AOL News has been the victim of various viruses, from the infamous Mydoom to the more recent Downadup. AOL is no stranger to malware, and the problem only worsens.

While AOL News has had its fair share of issues, the real culprits are the advertisers.

Most malware and spyware are delivered to users via an ad-supported site, and advertisers are the primary cause. Advertisers pay the sites to have their ads, and they’re often not the most reputable sources of news and entertainment.

Is safe for my computer?

The problem is that AOL News has been notorious for hosting malware, spyware, and other types of malware since its inception. Even after AOL acquired the Huffington Post, and even after Verizon purchased the Huffington Post, AOL’s reputation for harboring malware has remained.

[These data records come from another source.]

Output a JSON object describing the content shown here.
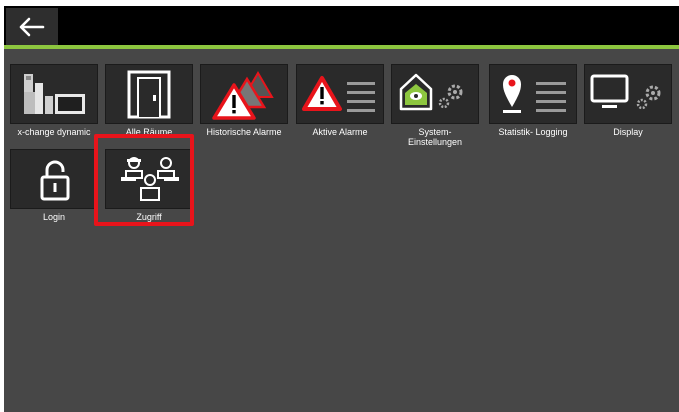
{
  "header": {
    "back_icon": "arrow-left-icon"
  },
  "colors": {
    "accent": "#8dc63f",
    "highlight": "#e8141b",
    "tile_bg": "#2a2a2a",
    "screen_bg": "#474747"
  },
  "tiles": [
    {
      "label": "x-change dynamic",
      "icon": "device-icon"
    },
    {
      "label": "Alle Räume",
      "icon": "door-icon"
    },
    {
      "label": "Historische Alarme",
      "icon": "warning-history-icon"
    },
    {
      "label": "Aktive Alarme",
      "icon": "warning-list-icon"
    },
    {
      "label": "System-",
      "label2": "Einstellungen",
      "icon": "house-gear-icon"
    },
    {
      "label": "Statistik- Logging",
      "icon": "pin-list-icon"
    },
    {
      "label": "Display",
      "icon": "monitor-gear-icon"
    },
    {
      "label": "Login",
      "icon": "lock-icon"
    },
    {
      "label": "Zugriff",
      "icon": "users-access-icon",
      "selected": true
    }
  ]
}
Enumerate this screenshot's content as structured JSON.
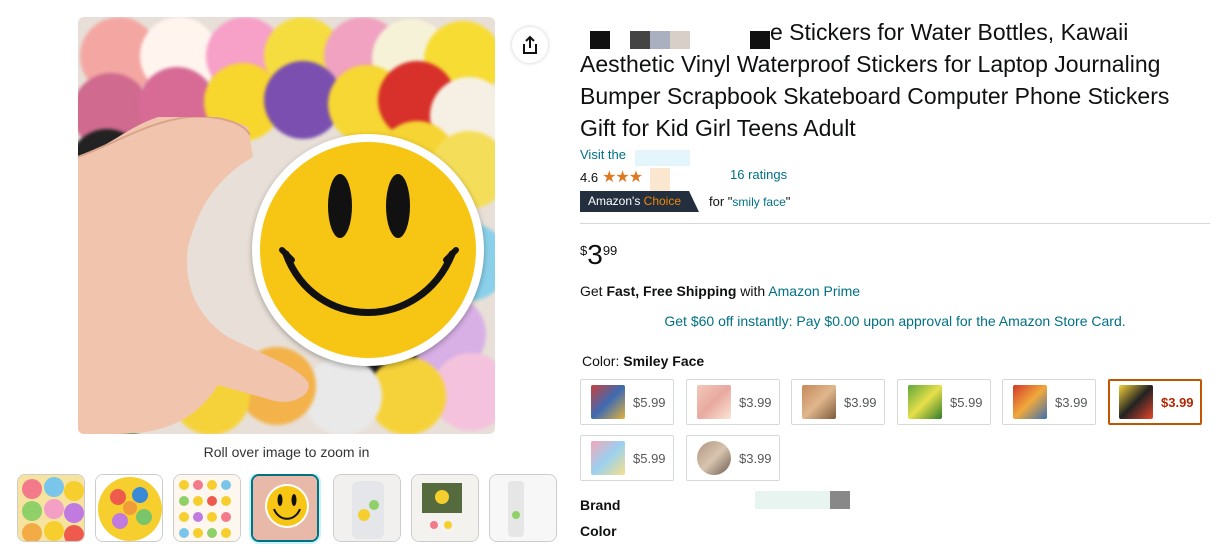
{
  "gallery": {
    "zoom_hint": "Roll over image to zoom in",
    "thumbnails": [
      "thumb-1",
      "thumb-2",
      "thumb-3",
      "thumb-4",
      "thumb-5",
      "thumb-6",
      "thumb-7"
    ],
    "selected_thumbnail": 4
  },
  "product": {
    "title": "e Stickers for Water Bottles, Kawaii Aesthetic Vinyl Waterproof Stickers for Laptop Journaling Bumper Scrapbook Skateboard Computer Phone Stickers Gift for Kid Girl Teens Adult",
    "visit_store": "Visit the",
    "rating_value": "4.6",
    "ratings_count": "16 ratings",
    "choice_label_1": "Amazon's",
    "choice_label_2": "Choice",
    "choice_for": "for \"",
    "choice_keyword": "smily face",
    "choice_close": "\"",
    "price": {
      "symbol": "$",
      "whole": "3",
      "fraction": "99"
    },
    "shipping_prefix": "Get ",
    "shipping_bold": "Fast, Free Shipping",
    "shipping_mid": " with ",
    "shipping_link": "Amazon Prime",
    "store_card": "Get $60 off instantly: Pay $0.00 upon approval for the Amazon Store Card.",
    "color_label": "Color: ",
    "color_value": "Smiley Face",
    "swatches": [
      {
        "price": "$5.99",
        "colors": [
          "#c9423c",
          "#3d6bb3",
          "#e5b13b"
        ]
      },
      {
        "price": "$3.99",
        "colors": [
          "#f2c9b8",
          "#e8a9a0",
          "#fbe6d6"
        ]
      },
      {
        "price": "$3.99",
        "colors": [
          "#c48a5a",
          "#e0b68d",
          "#7e5a3c"
        ]
      },
      {
        "price": "$5.99",
        "colors": [
          "#5ea73a",
          "#e7e04a",
          "#2f7d2a"
        ]
      },
      {
        "price": "$3.99",
        "colors": [
          "#d33a2a",
          "#f0a93c",
          "#3f6fb0"
        ]
      },
      {
        "price": "$3.99",
        "colors": [
          "#f6d23a",
          "#222222",
          "#e8452c"
        ],
        "selected": true
      },
      {
        "price": "$5.99",
        "colors": [
          "#f4a6b8",
          "#9ad1f0",
          "#f7e08a"
        ]
      },
      {
        "price": "$3.99",
        "colors": [
          "#b09480",
          "#d8c4b0",
          "#6e5a4c"
        ]
      }
    ],
    "brand_label": "Brand",
    "color_spec_label": "Color"
  },
  "colors": {
    "link": "#007185",
    "star": "#de7921",
    "choice_bg": "#232f3e",
    "choice_accent": "#f08804",
    "selected_border": "#c45500"
  }
}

The worst offender is the AOL Mail program. It’s been called “the biggest security threat on the web,” and has a history of spreading malware.

As reported by SecurityWeek:

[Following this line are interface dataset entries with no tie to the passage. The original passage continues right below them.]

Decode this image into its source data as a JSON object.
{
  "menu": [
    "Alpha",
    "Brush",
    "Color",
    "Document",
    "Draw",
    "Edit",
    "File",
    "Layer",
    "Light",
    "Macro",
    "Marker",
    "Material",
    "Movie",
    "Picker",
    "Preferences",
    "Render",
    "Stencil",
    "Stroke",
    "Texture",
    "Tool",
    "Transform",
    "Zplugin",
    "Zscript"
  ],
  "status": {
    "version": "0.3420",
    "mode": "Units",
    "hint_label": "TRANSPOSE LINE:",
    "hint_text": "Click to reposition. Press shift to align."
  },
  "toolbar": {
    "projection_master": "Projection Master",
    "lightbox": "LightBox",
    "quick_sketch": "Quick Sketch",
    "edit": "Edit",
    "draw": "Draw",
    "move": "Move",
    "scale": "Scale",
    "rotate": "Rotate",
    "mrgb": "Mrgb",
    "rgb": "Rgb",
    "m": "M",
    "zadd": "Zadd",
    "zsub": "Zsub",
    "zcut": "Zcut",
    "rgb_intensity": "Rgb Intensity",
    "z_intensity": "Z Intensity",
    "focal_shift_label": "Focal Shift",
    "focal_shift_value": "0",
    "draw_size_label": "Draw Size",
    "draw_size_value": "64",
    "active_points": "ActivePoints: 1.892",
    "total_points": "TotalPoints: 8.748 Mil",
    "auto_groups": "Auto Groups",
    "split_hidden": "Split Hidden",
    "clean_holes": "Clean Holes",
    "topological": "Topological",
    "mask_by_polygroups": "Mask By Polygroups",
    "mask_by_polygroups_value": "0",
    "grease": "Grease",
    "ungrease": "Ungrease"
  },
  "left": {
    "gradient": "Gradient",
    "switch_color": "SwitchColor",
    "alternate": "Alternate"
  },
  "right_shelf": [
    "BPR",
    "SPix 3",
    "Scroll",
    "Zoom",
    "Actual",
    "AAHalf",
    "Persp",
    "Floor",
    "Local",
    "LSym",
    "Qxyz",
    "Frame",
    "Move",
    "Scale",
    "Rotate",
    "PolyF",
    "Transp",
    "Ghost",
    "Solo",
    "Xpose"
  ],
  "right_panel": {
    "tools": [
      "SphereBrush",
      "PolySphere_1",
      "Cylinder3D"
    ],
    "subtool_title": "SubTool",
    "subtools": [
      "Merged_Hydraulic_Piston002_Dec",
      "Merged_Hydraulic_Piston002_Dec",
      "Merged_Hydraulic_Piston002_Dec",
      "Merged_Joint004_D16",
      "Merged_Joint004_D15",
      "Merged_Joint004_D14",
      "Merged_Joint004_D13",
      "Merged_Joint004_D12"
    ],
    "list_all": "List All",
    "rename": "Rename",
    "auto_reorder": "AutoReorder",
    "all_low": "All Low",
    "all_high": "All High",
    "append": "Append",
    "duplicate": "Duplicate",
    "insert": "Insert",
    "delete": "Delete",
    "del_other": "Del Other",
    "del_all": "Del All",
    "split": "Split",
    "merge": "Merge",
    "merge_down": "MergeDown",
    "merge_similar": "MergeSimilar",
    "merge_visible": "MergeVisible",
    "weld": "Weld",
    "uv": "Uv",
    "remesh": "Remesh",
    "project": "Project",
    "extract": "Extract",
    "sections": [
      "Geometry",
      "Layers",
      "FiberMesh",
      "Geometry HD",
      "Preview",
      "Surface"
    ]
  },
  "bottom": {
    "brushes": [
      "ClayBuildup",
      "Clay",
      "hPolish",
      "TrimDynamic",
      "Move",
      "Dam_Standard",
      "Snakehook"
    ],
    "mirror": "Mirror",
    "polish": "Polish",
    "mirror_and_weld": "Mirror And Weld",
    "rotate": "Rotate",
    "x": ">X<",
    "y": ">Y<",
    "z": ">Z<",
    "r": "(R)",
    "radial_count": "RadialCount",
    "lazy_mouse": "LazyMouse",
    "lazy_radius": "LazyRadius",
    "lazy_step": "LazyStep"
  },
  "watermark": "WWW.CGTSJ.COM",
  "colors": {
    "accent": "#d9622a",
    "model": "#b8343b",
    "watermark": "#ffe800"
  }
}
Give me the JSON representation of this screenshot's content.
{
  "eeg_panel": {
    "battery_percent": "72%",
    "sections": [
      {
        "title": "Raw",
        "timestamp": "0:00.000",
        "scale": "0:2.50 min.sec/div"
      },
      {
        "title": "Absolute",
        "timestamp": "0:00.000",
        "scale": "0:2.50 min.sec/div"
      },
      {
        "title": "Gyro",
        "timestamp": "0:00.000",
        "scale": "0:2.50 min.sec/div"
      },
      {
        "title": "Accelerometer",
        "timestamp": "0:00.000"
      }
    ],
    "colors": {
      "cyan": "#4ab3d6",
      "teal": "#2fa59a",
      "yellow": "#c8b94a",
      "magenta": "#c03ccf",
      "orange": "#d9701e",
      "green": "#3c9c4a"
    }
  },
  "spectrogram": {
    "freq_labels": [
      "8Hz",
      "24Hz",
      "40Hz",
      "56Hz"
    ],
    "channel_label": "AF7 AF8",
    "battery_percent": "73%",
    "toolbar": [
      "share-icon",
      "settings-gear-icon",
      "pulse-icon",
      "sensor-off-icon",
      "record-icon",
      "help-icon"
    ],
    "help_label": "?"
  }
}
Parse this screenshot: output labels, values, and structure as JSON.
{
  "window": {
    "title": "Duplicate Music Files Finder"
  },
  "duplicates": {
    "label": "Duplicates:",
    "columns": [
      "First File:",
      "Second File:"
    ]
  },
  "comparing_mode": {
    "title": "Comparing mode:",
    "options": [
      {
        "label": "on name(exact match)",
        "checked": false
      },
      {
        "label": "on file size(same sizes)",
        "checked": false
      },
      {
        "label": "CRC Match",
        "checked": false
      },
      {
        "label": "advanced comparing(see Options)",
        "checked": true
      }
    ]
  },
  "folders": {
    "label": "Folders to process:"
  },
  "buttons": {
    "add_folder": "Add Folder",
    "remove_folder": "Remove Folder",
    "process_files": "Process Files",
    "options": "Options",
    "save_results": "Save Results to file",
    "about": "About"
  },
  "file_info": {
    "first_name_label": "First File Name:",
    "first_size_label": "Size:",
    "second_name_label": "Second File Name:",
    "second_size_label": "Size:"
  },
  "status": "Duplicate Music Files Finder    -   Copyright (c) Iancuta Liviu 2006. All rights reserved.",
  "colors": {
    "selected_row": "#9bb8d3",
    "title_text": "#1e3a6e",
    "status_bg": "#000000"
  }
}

“It’s estimated that more than 10% of AOL’s desktop users were infected with malware called Win32/Diaact.D.”

“When Win32/Diaact.D spreads, it usually uses a legitimate email client such as Outlook Express, Eudora, Thunderbird, or Apple Mail.”

“Once the victim opens the attachment, the malware installs a backdoor on their machine.”

“Once the backdoor is installed, the attackers can see everything on the infected PC.”

“Attackers can then use the compromised PCs to launch attacks against other computers.”

“It’s believed that the malware is spread through a network of compromised websites that host malicious code.”

“One reason for the malware’s success is that it can infect a victim’s computer without user interaction.”

“It’s also very well hidden from the user.”

“Unlike viruses, which display a warning message when running on your computer, malware won’t warn you.”

“It’s also difficult to remove.”

“To remove the malware, the user needs to go into the Windows Registry and delete certain keys and values.”

“Even then, the malware might return.”

“Security researchers have been trying to find a way to stop the malware for several years.”

Frequently asked questions about News.

Q: Why do you think readers are interested in you as a correspondent?

A: I have interviewed celebrities like Angelina Jolie, Jennifer Lopez, Halle Berry, Beyoncé Knowles, and Kim Kardashian. I have also had my picture taken with Britney Spears.

Q: How much do you know about readers, and how do you know if it is safe to trust them?

A: I am always careful to ask questions and do my research before I post a story. I think they are interested in me because I talk about issues that they can relate to, like celebrities, and I can give them answers.

Q: What kind of questions do you ask celebrities?

A: I usually ask what they are doing in their personal lives and how they started their careers.

Top Myths about News

  1. is safe to use.
  2. You need to be very careful what you click on.
  3. If you are a young adult, you need to be especially careful.


AOL’s new site is a rebranding of their AOL news section. That said, it’s still a pretty big step forward. They’re taking steps to make the site more relevant and interactive by allowing users to engage directly with the site.

The AOL news section will probably be a little less entertaining than the old one, but it should still be a nice addition to the site.